On reflection, it's a lovely thing to want to go home and to be happy with the thought of it. It's nice to miss it after a change of scene and then appreciate the little things, like your own bedroom or kitchen or special mug. That's what a holiday can do - refresh your appreciation, I guess.
And the 'meal' we had out did nothing to make me want to stay away from home much longer, either. Even if my own cooking is questionable and sporadic. I made the naive mistake of thinking that the venue we went to today had a rather reasonably-priced menu (less than £10 per head) and the door, a bit trendy-looking, made it look like a Gourmet Burger Kitchen-type place (the venue shall remain nameless). Well... the final bill for the three of us came to £28 and it was nothing to write home about, unless you were writing to complain. And to add insult to injury, Grace didn't eat any of hers. It did consist of a dry burger bap with a small burger - no tomato slice, lettuce, mayo or guerkin there - so I can't really blame her. There wasn't even a slice of cheese to entice the poor child.
But what added comedy to the scenario was how lacking in lustre and dynamism the whole place was. You never quite knew what was happening, at this place that served 'plastic food', as Michael calls it. I felt a bit sorry for the staff to be honest; it seemed understaffed. The sign at the entrance said to wait to be seated. But standing there made you realise nobody was coming out from the McDonalds-looking counter, behind which the fries were fried and the burgers were burgered. It was, in reality, a glorified McDonalds or Burger King, but with slower service and higher prices.
Anyway, on another topic, I've seen a lot of tattoos today. For some reason there seem to have been more today than on any other. When I mentioned this to Michael he said there's been an explosion of them in Britain recently. I hadn't noticed. I did see a couple of guys here with tattoos all over the back of their heads, something I hadn't really seen before. But today at the pool, there were tattoos everywhere. It felt as though some secret Tattoo Club had entered Subtropical Swimming Paradise. One man had a huge tattoo on his chest which was kind of two thirds a woman's face and then a huge skull overlapping it - what did this signify? I saw a tattoo of a unicorn between shoulder blades, entire shins and arms tatooed and POW written across one arm. I saw cryptic writing that seemed to have hidden meanings, colourful tattoos, black and white tattoos, an intricate elephant tattoo... Michael says there's a huge craze of them at his work and everyone's getting them. I just don't quite understand how I hadn't noticed this before.
I might get tattooed on my arm the word 'because' in response to Gracie's eternal question 'why?' Would save me some time. P.s Have just had to log in and add this. Michael's just told me that he's seen two 'Made in Mansfield' tattoos, complete with a map of Mansfield coloured in with a Union Jack, one between shoulder blades and one on a lower back. Thought that was brilliant!

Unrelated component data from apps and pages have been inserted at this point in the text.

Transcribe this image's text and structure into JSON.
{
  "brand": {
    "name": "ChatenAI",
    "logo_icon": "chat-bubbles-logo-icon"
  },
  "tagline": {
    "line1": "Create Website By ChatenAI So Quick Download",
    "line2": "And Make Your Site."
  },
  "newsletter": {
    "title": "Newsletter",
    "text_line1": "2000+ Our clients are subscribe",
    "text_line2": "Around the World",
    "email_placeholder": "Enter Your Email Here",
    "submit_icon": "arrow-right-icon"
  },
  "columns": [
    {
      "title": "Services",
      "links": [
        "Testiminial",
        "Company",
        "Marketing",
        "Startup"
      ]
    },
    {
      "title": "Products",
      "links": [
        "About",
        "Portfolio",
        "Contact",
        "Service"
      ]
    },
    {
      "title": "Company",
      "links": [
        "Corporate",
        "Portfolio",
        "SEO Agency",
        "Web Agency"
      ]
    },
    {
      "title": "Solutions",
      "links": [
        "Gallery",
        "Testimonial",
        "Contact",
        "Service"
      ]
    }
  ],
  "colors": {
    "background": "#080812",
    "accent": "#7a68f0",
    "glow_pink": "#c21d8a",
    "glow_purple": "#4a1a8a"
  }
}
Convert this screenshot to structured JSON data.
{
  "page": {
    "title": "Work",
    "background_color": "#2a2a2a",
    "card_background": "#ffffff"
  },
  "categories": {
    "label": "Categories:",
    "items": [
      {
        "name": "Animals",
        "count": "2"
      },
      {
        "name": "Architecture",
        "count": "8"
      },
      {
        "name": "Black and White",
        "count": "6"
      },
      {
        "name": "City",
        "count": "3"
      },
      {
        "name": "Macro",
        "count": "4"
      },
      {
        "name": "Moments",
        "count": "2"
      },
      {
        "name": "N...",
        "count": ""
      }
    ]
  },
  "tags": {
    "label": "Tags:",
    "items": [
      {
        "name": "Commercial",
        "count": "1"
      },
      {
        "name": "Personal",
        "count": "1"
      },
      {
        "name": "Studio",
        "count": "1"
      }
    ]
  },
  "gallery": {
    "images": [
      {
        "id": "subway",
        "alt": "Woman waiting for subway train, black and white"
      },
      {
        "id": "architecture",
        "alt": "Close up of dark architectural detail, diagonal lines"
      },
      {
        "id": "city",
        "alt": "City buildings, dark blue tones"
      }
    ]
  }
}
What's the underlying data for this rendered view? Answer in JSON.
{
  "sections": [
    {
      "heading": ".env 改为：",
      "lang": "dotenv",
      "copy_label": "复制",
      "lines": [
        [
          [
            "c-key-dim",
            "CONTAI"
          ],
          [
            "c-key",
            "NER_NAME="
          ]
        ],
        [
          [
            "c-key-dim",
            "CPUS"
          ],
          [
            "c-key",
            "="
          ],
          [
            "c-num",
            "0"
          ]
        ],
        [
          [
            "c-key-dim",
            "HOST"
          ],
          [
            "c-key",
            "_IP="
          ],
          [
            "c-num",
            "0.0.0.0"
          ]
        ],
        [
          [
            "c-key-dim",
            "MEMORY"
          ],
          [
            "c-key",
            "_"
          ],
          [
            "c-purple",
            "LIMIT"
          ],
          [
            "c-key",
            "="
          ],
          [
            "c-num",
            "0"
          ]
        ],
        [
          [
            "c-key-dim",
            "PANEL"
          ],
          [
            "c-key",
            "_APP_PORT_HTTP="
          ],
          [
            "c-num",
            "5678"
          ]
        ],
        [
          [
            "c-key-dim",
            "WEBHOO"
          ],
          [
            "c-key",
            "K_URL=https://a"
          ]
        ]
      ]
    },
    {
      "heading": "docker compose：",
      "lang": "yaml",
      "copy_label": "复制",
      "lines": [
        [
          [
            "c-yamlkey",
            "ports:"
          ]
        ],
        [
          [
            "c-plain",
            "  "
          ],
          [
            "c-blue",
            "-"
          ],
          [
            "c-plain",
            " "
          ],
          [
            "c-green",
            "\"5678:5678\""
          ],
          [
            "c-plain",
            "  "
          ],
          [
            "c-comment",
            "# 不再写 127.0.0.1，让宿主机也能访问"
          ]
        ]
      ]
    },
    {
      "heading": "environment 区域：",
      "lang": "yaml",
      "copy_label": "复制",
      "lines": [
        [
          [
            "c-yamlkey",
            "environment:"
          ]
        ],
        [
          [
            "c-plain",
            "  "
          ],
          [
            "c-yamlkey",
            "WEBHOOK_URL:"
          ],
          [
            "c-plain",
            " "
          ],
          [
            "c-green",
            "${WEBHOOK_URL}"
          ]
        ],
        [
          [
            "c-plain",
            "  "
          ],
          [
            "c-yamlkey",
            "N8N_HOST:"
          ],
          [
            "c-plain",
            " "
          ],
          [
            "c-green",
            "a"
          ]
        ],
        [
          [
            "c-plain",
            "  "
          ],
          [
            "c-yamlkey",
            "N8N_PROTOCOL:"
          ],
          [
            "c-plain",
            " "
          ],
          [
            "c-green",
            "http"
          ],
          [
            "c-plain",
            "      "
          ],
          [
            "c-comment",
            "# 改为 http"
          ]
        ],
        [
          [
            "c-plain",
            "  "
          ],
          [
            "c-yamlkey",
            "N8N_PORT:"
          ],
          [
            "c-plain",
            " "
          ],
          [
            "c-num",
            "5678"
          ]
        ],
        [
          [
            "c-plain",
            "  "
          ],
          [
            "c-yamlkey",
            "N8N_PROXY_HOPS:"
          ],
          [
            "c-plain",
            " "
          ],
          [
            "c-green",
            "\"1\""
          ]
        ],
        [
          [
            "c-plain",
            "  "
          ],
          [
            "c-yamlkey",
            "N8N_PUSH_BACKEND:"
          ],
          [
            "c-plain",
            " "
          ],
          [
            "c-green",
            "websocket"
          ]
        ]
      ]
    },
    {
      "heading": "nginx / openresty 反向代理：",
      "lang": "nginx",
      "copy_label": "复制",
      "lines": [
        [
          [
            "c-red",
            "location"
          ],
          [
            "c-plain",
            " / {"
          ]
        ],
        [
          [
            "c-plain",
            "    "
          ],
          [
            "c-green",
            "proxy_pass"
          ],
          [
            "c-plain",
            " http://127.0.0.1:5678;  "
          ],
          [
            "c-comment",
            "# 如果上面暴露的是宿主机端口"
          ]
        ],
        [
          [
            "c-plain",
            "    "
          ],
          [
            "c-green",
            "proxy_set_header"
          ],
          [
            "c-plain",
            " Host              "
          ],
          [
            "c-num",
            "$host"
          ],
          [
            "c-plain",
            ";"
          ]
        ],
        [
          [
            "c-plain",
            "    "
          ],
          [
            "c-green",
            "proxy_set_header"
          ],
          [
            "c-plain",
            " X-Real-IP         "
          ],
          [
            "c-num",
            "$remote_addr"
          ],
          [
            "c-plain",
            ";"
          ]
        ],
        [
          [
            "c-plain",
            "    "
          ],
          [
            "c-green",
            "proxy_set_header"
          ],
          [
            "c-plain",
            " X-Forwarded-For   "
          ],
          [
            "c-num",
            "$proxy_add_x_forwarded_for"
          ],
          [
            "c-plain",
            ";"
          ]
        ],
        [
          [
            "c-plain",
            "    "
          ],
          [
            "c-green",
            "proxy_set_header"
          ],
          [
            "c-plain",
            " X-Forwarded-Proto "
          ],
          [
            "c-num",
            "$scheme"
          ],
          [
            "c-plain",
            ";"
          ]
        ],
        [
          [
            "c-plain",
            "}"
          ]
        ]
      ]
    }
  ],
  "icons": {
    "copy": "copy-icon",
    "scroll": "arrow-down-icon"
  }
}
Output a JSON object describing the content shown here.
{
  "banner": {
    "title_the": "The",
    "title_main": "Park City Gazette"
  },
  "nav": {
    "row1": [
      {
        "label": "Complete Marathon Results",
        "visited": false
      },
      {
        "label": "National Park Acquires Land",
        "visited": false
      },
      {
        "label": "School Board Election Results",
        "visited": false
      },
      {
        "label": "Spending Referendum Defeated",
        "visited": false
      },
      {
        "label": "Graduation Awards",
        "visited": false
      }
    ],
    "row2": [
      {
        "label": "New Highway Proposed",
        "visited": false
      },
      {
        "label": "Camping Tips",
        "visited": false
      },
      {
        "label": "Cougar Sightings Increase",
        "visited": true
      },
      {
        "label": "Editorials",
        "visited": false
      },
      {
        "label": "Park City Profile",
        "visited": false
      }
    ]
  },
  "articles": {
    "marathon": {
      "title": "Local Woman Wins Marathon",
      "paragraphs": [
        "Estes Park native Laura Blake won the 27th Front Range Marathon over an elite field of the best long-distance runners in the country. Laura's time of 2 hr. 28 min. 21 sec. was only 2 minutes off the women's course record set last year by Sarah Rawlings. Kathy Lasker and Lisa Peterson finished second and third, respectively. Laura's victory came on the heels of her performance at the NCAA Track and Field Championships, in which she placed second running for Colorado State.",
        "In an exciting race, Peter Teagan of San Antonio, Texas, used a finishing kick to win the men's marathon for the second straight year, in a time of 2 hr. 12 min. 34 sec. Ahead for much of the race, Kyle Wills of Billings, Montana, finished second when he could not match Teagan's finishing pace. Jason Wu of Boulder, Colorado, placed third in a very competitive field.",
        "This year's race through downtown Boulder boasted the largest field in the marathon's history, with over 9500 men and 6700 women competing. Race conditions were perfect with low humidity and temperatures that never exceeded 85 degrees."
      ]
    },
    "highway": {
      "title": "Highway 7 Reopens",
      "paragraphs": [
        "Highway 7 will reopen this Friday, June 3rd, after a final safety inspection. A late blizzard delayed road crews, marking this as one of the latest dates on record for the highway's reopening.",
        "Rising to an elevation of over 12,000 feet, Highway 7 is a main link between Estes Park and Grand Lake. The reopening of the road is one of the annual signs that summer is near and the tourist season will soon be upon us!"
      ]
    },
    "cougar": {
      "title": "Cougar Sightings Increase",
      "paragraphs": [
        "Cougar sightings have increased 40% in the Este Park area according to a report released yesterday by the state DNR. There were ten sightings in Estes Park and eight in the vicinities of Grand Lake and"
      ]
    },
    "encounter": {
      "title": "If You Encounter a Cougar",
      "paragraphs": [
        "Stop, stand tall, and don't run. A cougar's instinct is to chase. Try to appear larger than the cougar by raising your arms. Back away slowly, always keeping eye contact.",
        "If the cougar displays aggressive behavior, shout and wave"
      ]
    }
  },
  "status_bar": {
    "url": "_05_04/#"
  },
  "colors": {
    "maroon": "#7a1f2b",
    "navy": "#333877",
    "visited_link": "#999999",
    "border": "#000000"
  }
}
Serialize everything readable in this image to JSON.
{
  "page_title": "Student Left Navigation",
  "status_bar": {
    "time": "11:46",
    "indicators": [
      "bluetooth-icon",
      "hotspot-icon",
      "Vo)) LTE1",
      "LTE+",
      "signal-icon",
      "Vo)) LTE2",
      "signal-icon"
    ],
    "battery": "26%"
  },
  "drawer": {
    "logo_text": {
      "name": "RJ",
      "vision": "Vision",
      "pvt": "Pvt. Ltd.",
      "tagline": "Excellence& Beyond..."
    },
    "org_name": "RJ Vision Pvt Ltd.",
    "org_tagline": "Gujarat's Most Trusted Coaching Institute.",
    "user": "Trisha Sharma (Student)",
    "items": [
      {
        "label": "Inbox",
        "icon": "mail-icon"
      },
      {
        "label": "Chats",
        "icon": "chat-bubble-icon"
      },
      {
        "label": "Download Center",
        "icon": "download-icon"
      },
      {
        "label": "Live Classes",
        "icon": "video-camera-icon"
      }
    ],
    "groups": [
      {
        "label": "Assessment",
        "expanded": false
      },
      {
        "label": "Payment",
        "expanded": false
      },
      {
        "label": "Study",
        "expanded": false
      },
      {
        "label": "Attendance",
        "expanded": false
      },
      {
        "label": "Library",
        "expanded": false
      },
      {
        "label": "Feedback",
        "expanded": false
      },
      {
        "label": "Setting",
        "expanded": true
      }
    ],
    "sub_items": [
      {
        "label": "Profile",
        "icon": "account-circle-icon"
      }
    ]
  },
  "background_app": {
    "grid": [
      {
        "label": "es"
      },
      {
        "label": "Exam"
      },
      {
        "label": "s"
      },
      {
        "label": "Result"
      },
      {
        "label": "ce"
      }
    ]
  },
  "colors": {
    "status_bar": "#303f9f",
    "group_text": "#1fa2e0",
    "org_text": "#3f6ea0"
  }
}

Gracie's phrase for last night: 'Daddy, when I grow up please don't make me have mummy and daddy toothpaste. It's too minty.' (this was after she'd been told she could have her 'little girl toothpaste' between the age of 3 and 5).